[INPUT DATA]
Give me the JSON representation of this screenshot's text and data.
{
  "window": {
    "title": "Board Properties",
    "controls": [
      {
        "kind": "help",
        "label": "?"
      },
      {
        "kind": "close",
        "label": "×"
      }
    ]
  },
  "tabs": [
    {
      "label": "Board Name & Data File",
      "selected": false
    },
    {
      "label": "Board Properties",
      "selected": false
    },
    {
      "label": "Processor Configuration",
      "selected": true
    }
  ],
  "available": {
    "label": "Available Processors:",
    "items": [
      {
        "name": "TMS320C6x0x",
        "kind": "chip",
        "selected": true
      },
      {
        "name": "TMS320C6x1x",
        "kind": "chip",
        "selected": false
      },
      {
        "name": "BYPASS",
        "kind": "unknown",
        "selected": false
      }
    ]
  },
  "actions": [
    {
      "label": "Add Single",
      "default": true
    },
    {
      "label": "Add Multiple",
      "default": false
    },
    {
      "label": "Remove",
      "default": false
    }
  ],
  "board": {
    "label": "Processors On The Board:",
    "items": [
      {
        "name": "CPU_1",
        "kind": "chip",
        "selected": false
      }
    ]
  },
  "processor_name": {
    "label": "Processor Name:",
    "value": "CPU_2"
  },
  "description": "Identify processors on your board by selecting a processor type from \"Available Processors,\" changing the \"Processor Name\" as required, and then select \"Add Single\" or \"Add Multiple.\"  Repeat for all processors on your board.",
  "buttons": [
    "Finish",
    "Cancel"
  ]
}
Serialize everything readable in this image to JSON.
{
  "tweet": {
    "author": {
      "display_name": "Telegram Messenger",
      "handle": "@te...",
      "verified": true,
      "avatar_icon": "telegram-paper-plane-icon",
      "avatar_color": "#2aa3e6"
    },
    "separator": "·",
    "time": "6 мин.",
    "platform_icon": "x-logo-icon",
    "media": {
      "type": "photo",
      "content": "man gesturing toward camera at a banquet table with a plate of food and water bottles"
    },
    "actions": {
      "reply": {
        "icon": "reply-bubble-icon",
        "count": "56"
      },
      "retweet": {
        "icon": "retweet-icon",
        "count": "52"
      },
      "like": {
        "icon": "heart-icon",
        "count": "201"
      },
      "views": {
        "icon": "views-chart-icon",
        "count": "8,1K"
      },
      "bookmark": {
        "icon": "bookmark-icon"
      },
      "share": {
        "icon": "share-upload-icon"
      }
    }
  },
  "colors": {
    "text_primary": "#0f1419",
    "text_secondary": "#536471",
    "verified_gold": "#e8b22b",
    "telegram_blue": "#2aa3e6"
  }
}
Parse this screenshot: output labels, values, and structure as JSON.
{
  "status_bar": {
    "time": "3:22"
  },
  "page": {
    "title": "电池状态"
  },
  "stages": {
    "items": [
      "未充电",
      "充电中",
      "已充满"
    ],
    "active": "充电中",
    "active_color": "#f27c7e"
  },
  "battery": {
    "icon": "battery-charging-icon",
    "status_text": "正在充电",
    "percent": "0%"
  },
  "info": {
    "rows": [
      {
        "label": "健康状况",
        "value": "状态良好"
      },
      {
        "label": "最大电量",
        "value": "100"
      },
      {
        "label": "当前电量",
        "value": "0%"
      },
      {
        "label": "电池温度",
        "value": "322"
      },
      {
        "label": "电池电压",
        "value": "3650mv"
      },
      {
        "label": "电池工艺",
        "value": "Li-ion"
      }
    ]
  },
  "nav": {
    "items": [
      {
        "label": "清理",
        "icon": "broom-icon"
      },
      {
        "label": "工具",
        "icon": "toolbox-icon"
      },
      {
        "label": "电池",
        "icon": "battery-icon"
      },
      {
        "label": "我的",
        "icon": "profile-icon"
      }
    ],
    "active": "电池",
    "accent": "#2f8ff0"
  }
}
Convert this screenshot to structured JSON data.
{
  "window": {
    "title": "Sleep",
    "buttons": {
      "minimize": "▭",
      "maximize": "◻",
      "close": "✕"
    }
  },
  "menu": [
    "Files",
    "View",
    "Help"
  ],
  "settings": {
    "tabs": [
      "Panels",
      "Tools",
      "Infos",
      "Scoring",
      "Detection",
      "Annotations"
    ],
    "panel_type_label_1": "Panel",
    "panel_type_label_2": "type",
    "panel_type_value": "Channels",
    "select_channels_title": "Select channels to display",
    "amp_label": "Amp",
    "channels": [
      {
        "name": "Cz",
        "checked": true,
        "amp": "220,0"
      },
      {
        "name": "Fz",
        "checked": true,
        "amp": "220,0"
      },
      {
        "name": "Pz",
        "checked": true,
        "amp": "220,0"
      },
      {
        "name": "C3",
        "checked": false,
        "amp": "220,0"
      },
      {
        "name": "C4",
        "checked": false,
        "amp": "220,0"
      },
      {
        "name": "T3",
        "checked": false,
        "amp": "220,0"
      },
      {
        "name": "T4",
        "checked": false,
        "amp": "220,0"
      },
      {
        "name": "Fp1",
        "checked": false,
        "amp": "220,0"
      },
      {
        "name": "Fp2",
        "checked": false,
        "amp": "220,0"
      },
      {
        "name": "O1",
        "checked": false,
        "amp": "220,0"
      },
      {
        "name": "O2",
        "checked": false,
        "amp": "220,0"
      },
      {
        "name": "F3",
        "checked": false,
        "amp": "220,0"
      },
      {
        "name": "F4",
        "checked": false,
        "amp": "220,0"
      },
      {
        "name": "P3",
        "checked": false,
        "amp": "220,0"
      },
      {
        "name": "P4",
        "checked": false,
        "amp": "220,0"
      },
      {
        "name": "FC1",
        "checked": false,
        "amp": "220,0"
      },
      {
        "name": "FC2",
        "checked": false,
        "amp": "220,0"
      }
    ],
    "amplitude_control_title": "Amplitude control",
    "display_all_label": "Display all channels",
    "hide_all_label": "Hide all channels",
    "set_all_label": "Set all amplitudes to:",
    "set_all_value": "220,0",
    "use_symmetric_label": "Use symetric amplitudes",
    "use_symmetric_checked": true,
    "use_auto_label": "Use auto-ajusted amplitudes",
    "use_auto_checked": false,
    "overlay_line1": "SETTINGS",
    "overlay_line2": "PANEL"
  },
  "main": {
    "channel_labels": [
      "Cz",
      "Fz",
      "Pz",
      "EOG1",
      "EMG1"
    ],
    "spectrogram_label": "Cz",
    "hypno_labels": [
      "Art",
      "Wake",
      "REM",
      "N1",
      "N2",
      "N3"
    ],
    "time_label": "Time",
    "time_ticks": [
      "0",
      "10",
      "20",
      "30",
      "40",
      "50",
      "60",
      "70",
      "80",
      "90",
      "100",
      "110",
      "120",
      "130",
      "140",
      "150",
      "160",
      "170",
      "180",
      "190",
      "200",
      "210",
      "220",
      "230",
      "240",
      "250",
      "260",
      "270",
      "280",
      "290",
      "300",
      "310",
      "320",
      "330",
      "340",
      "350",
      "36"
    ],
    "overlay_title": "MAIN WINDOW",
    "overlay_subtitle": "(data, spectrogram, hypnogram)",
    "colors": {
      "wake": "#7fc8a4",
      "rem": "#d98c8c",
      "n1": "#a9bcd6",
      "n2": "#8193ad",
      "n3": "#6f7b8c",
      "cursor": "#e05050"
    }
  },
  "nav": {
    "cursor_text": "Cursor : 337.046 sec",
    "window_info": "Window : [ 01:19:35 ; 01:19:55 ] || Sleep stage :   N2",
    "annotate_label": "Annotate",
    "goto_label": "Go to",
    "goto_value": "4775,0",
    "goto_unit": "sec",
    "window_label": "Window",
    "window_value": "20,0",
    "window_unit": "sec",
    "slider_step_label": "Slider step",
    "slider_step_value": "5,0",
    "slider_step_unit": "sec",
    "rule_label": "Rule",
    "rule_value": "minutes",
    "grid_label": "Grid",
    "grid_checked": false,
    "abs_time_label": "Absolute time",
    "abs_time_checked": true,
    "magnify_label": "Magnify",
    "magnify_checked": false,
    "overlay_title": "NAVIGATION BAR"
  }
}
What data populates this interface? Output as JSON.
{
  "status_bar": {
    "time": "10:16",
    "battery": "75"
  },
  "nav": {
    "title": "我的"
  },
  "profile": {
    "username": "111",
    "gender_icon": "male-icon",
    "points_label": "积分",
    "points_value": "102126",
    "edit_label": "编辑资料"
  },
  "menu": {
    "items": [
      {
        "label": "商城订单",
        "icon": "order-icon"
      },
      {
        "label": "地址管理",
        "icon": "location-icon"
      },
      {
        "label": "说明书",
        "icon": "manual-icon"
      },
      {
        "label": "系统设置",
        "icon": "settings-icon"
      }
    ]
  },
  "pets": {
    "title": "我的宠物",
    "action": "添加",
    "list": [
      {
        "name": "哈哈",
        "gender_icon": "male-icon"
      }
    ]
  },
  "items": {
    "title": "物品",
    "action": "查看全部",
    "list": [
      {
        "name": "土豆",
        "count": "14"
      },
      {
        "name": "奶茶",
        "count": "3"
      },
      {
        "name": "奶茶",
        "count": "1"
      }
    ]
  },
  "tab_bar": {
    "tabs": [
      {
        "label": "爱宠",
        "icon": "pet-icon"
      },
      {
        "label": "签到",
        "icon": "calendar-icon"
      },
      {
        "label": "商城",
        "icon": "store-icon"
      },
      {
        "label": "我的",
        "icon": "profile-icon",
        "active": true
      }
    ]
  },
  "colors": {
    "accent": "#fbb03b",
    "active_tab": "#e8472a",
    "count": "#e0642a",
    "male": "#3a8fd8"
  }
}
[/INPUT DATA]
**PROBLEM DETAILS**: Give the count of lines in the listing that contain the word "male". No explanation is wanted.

**RESULT BELOW**: 3